§ **AIM OF THE TASK**: Return, from the material below, each line in which "Street" occurs.

§ **EXCERPTED RECORDS**:
━━━━━━━━━━━━━━━━

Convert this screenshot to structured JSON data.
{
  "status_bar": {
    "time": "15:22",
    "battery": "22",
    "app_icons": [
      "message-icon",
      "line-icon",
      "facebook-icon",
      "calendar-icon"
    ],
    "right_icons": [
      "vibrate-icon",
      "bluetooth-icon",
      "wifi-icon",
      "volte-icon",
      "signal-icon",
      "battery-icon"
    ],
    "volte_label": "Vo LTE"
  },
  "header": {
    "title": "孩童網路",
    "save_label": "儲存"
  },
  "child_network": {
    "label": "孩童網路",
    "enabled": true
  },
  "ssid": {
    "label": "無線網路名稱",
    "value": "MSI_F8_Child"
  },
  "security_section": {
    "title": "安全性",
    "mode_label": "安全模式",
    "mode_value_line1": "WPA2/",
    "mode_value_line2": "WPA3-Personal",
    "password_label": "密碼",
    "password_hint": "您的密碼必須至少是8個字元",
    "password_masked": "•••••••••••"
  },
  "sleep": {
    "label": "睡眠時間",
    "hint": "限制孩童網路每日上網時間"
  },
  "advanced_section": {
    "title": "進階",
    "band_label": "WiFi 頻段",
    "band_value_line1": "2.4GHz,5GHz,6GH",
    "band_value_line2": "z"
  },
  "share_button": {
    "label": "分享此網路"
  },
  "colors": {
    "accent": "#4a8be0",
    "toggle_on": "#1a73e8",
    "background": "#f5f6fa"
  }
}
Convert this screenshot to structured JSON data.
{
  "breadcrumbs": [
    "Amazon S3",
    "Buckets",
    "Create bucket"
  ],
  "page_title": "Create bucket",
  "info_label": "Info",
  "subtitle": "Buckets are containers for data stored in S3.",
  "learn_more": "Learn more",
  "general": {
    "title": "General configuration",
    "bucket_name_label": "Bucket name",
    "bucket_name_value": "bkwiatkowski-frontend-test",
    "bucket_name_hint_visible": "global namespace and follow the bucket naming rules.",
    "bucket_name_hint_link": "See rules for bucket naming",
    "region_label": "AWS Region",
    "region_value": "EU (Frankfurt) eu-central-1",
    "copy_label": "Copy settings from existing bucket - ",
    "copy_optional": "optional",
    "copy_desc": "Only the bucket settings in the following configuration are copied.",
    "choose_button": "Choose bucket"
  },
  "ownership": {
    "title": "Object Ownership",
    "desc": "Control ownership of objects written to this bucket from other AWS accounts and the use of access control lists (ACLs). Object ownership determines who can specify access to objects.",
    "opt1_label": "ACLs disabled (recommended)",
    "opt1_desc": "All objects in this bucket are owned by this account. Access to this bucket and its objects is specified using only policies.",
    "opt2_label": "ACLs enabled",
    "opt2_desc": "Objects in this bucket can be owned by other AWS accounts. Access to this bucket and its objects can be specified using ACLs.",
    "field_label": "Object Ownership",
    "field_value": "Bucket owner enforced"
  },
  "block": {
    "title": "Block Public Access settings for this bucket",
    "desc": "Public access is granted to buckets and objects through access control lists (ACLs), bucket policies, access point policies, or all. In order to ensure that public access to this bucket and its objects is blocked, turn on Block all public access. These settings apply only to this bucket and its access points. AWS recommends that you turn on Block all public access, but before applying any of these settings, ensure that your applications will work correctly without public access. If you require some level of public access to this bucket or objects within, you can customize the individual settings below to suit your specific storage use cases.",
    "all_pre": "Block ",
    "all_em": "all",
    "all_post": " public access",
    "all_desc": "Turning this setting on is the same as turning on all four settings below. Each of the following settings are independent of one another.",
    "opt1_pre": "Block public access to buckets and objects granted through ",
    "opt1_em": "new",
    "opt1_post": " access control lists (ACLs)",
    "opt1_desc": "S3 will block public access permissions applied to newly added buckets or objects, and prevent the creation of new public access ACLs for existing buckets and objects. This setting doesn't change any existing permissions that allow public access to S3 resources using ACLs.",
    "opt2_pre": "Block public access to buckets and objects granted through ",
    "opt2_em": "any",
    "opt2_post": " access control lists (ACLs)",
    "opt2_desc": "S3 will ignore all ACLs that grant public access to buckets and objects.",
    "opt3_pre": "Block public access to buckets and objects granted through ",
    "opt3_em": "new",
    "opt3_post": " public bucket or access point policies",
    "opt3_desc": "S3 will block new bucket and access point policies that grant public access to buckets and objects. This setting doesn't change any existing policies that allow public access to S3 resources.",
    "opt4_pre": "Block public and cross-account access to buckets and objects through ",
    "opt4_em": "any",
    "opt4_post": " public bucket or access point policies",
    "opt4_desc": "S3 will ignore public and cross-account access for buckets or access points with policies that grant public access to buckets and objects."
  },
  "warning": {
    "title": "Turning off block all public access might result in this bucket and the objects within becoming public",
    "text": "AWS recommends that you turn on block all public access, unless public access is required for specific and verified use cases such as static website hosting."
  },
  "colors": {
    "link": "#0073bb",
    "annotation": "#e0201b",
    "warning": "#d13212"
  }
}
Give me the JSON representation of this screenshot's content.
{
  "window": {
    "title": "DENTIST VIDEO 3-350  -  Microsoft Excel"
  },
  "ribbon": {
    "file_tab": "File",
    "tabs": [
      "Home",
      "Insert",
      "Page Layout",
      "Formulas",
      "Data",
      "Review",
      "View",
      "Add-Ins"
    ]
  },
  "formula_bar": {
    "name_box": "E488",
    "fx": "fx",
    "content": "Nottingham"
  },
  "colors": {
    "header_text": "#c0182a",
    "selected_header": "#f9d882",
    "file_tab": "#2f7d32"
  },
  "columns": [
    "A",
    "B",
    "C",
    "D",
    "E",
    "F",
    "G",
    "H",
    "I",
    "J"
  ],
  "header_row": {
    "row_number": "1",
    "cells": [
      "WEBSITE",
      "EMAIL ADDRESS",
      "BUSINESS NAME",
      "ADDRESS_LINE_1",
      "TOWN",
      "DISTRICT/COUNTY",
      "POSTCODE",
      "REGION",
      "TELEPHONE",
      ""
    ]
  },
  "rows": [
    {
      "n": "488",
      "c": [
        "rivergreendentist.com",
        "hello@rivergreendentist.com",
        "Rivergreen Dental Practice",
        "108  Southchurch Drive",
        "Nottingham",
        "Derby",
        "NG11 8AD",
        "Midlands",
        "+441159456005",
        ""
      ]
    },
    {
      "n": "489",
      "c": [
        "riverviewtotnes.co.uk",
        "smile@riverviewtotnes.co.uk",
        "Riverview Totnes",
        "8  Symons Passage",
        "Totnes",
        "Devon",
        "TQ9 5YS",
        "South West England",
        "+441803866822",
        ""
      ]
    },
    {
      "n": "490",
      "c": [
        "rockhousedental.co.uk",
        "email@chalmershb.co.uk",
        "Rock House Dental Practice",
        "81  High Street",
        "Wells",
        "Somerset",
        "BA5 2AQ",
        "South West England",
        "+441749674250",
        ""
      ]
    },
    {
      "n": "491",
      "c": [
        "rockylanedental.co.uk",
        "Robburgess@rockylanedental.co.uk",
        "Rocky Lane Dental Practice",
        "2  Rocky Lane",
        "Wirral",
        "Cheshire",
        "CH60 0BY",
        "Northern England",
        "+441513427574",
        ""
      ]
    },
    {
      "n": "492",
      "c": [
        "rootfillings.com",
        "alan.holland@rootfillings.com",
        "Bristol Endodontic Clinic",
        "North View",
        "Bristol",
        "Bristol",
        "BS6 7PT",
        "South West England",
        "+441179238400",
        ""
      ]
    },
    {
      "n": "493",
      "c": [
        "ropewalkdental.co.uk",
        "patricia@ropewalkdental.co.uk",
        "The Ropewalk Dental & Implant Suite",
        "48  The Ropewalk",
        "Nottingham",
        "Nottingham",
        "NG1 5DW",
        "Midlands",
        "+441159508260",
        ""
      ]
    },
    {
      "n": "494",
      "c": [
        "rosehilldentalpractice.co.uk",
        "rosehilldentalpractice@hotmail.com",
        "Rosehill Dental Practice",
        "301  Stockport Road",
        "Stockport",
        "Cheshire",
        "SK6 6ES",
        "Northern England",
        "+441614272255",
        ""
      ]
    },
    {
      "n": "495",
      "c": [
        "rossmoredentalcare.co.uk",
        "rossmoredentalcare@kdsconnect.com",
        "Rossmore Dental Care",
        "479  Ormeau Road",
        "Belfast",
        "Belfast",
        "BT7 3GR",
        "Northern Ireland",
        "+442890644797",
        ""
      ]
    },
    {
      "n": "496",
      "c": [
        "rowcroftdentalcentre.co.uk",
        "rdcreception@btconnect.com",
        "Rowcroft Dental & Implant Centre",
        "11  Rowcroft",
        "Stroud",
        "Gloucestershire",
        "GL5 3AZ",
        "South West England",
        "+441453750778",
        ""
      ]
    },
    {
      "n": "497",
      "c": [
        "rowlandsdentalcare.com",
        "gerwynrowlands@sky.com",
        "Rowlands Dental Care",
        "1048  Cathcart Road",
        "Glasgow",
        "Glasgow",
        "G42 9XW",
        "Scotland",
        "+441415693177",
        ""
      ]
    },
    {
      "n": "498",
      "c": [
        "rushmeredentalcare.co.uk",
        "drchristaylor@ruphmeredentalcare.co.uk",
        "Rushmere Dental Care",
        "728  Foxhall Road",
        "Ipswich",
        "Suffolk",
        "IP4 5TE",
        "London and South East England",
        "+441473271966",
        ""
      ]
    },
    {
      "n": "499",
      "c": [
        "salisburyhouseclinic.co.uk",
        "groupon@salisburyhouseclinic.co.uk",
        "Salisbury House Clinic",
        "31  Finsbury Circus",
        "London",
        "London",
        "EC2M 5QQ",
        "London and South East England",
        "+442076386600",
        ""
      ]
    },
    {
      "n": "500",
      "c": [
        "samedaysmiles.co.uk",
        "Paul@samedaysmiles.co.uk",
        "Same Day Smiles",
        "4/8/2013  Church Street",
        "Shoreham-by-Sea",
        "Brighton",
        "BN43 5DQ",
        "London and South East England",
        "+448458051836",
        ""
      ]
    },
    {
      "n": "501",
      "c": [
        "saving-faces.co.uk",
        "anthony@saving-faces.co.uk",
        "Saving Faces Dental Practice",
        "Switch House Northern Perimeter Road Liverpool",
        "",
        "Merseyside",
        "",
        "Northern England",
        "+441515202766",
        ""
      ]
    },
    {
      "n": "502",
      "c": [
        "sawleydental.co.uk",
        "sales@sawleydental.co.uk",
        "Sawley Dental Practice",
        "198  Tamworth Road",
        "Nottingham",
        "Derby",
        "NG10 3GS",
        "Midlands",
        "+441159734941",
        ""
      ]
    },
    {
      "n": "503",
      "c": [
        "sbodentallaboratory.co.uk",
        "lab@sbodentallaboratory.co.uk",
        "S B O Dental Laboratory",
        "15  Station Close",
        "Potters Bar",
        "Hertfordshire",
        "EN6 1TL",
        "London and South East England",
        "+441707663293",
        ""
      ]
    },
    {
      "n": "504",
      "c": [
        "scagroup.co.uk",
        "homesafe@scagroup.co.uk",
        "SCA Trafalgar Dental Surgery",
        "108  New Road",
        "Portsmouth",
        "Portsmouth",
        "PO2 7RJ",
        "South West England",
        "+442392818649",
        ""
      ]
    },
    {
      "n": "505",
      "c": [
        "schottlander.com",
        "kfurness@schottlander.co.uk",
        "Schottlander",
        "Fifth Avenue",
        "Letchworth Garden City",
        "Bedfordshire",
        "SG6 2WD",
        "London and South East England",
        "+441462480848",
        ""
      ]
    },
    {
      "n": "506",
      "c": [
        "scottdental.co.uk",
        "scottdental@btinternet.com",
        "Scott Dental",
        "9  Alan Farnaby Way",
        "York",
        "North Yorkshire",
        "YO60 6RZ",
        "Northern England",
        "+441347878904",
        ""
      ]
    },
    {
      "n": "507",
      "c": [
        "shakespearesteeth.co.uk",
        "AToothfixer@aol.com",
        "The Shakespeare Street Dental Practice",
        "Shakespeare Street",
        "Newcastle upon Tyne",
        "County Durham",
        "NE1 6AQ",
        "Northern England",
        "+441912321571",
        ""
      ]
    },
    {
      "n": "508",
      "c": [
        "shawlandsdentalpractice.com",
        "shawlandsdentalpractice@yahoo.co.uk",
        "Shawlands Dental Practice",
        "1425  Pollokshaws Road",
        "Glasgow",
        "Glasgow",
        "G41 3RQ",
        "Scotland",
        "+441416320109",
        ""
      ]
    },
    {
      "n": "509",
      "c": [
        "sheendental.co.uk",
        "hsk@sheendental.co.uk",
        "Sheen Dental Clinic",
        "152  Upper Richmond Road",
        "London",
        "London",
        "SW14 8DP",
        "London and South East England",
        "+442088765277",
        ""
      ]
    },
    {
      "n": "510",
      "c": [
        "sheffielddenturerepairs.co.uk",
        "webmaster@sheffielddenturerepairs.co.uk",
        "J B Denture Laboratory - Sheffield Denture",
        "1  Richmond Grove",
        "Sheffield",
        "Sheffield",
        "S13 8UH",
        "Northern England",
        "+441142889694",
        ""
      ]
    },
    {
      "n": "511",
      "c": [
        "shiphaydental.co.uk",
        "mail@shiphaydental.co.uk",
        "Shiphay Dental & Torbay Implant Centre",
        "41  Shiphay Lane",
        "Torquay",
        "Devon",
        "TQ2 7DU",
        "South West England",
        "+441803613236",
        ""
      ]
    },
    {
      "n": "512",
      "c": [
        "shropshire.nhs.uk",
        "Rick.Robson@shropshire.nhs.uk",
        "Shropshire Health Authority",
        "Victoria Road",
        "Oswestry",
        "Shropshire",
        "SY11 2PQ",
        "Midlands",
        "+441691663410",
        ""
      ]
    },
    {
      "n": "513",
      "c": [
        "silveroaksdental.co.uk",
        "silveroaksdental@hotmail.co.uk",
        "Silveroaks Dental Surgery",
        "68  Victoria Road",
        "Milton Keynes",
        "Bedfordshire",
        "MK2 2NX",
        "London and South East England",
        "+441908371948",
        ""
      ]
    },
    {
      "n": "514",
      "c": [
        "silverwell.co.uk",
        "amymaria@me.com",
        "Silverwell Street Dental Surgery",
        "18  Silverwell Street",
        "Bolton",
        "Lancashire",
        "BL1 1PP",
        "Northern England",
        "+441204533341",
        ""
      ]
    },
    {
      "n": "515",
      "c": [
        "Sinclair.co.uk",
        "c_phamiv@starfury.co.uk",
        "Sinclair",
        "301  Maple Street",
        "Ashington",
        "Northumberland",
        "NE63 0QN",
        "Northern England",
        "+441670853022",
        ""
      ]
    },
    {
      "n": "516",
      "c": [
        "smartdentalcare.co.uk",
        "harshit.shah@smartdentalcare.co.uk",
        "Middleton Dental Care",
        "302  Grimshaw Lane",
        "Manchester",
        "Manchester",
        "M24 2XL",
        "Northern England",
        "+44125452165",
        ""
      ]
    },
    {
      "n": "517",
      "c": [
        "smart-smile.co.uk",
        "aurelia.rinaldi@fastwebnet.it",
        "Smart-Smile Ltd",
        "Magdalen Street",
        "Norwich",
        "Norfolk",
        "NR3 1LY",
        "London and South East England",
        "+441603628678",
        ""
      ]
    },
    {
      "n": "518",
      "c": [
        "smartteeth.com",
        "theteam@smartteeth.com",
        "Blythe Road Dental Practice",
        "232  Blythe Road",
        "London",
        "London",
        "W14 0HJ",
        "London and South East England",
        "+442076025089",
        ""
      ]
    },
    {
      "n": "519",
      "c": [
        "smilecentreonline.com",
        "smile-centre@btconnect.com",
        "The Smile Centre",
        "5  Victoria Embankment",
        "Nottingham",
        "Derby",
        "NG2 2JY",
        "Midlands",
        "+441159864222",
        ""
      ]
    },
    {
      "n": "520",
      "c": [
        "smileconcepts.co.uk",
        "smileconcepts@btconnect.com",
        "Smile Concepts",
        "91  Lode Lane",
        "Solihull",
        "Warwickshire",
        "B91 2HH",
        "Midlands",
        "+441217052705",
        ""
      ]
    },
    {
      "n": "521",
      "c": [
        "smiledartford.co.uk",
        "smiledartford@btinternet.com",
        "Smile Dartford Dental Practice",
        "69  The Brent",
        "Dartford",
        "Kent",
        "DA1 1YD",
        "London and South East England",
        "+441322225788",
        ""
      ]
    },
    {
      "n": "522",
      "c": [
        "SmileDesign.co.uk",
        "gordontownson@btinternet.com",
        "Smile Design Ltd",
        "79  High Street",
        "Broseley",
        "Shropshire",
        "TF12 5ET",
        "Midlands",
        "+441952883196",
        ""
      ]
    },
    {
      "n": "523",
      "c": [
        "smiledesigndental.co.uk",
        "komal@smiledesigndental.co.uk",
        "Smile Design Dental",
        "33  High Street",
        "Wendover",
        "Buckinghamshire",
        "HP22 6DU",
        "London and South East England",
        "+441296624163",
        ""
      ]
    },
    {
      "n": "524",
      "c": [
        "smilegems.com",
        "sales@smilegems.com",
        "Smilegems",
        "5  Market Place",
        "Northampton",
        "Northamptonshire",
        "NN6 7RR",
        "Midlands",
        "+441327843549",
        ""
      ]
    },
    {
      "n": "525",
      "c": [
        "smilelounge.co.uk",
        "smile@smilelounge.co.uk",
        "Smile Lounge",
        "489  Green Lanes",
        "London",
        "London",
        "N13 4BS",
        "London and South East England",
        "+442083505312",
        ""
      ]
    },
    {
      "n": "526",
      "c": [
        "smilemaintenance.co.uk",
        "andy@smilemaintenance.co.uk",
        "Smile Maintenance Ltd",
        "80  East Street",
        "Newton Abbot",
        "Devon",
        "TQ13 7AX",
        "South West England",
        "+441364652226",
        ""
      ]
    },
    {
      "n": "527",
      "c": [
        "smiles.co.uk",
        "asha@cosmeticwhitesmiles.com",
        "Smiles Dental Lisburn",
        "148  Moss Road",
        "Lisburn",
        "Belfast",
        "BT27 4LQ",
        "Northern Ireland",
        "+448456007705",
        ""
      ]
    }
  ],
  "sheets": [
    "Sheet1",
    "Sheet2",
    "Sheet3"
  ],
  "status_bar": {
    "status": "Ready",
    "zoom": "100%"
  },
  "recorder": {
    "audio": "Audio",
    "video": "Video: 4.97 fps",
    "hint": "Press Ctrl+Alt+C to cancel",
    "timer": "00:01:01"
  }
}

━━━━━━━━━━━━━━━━

§ **REPLY**:
        "81  High Street",
        "4/8/2013  Church Street",
        "The Shakespeare Street Dental Practice",
        "Shakespeare Street",
        "Silverwell Street Dental Surgery",
        "18  Silverwell Street",
        "301  Maple Street",
        "Magdalen Street",
        "79  High Street",
        "33  High Street",
        "80  East Street",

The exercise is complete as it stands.